But, really, come on. You couldn't take this position with the game video running.
Start with this: It was the biggest lost fourth-quarter lead in the history of the Apple Cup.
Further, Washington was a two-touchdown favorite. It had won four in a row and was 7-4 overall and 5-3 in conference play, while the 2-9 Cougars had lost eight in a row and were winless in Pac-12 play. The week before, the Cougs had lost 46-7 at Arizona State. Washington was the better team.
That makes the main storyline the Huskies collapse, no matter what.
But then you toss exactly how things went down in the fourth quarter and overtime, which Bud Withers does a good job of recounting here, and you see the Huskies make like Dumb and Dumber.
In the fourth quarter, the Huskies had a fumble, five penalties -- two pass interferences and a roughing-the-passer -- and a missed 35-yard field goal for the victory in regulation. On Washington's first possession of overtime, Huskies QB Keith Price had perhaps his biggest career brain, er, hiccup, on his interception to Toni Pole, who rumbled all the way to the Huskies' 5-yard line to set up the winning field goal.
The Cougars, without question, deserve credit for showing mental toughness and resolve for taking advantage of the Huskies going rear-end-over-tea-kettle. And that was the Washington State storyline this week when chatting with coach Mike Leach, "What did that Apple Cup win mean for you guys heading into the offseason and 2013 season?"
But yielding an 18-point fourth-quarter lead, as Washington did, was nothing less than a collapse, and it was the biggest reason why folks were putting Steve Sarkisian on the hot seat last summer.
Elk from Los Angeles writes: You can't overstate the importance of winning the line of scrimmage this year. Who do you think wins the Morris trophies this year? Interesting that last year's winners will be lining up against each other in the Pac-12 championship game.
Ted Miller: USC defensive lineman Leonard Williams and Stanford offensive guard David Yankey will win the Morris Trophies.
I'd also, on the offensive line, throw in UCLA's Xavier Su'a-Filo, but I think Yankey will repeat.
Steve from Union City, Calif., writes: Re: Your and Kevin's Picks this week -- Lame. You guys should have some rule that you can't make all the same picks in any given week. Especially the last week of the regular season, when you are already TIED. And so it will end in a tie. Lame, lame.
Ted Miller: I agree. I felt lame while I was picking all the same teams as Kevin. And that's my fault, as Kevin sends me his picks and I post them on the blog.
The problem with this week was I had already thought about the picks before Kevin sent me his. What he sent me was pretty much what I had worked out in my head. While nearly all the games gave me pause, I just couldn't pull the trigger on a road underdog.

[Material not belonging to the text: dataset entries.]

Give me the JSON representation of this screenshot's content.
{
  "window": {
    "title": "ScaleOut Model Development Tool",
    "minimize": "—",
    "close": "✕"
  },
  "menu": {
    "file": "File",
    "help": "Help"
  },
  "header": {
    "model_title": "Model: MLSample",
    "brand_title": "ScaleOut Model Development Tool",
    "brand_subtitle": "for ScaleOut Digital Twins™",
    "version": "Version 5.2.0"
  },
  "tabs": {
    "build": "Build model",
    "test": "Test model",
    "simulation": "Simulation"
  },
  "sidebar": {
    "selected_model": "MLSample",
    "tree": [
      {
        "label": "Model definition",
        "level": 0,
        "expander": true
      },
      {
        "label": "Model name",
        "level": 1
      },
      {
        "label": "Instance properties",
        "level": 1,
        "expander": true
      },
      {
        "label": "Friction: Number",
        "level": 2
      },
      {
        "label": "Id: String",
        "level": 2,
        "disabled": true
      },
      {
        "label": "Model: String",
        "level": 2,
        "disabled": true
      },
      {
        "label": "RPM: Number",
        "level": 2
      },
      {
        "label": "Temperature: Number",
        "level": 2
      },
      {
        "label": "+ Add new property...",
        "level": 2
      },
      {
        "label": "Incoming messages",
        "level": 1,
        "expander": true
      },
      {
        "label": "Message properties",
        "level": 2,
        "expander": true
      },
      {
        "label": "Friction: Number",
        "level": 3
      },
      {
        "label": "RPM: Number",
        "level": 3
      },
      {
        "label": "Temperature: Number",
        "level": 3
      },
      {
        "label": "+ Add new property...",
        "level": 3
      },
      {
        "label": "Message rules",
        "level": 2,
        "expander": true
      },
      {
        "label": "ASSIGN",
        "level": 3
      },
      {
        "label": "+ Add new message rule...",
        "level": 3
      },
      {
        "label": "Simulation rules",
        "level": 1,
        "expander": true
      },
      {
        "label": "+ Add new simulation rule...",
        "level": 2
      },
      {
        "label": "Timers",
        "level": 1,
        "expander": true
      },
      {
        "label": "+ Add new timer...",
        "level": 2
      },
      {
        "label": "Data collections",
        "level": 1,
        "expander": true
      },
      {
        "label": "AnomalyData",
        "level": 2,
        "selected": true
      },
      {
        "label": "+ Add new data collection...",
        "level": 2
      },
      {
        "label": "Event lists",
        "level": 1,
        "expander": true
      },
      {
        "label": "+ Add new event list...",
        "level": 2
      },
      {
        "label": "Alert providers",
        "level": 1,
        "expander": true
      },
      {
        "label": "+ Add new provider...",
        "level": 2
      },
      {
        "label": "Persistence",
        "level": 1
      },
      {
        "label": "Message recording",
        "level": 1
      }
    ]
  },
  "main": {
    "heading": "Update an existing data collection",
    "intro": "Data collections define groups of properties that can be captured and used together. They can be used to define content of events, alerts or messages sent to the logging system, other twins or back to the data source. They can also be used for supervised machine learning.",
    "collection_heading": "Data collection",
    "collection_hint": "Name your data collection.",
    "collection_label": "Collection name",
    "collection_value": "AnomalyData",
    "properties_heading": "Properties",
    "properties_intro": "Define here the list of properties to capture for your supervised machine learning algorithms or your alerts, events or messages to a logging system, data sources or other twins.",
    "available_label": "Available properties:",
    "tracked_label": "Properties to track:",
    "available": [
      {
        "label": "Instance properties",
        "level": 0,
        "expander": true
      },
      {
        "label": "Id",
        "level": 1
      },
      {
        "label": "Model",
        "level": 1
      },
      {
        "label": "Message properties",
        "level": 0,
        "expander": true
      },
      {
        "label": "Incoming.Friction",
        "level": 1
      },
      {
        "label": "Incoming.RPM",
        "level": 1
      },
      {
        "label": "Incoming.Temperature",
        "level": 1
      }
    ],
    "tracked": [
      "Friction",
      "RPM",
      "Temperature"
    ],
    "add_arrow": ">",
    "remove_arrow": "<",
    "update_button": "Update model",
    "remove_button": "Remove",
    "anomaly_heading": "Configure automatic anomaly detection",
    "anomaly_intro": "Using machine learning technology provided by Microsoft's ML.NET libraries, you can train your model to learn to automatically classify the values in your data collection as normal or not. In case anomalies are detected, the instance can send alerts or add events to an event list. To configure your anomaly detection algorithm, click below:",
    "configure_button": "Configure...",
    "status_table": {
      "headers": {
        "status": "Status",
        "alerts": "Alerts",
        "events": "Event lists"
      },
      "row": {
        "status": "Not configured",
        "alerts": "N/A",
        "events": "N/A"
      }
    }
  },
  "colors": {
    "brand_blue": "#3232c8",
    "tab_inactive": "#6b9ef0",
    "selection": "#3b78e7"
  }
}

There have been times this year when I just said, "Oh, what the heck!" and picked against my inclination so we'd be different. That pick has tended to be pretty weak.
But don't despair! We have the bowl games ahead, so the tie could be broken.
As it was -- cough, cough -- last year.
- Arizona WR Samajie Grant is playing for more than himself.
- Arizona State DT Will Sutton wants to cap his career with a Rose Bowl.
- More on California QB Jared Goff's successful shoulder surgery.
- Colorado LB Derrick Webb has stayed positive despite a challenging tenure in Boulder.
- Oregon: Five things to watch in the Civil War.
- Oregon State: Five things to watch in the Civil War.
- Some thoughts on how Stanford beats Notre Dame.
- UCLA QB Brett Hundley has picked up a few bad habits this year.
- USC QB Cody Kessler is grateful for many things.
- Utah is wary of Colorado WR Paul Richardson.
- Keith Price probably isn't the only Washington star playing his last game in Husky Stadium.
- Mike Leach makes Washington State dangerous, so the Huskies should beware.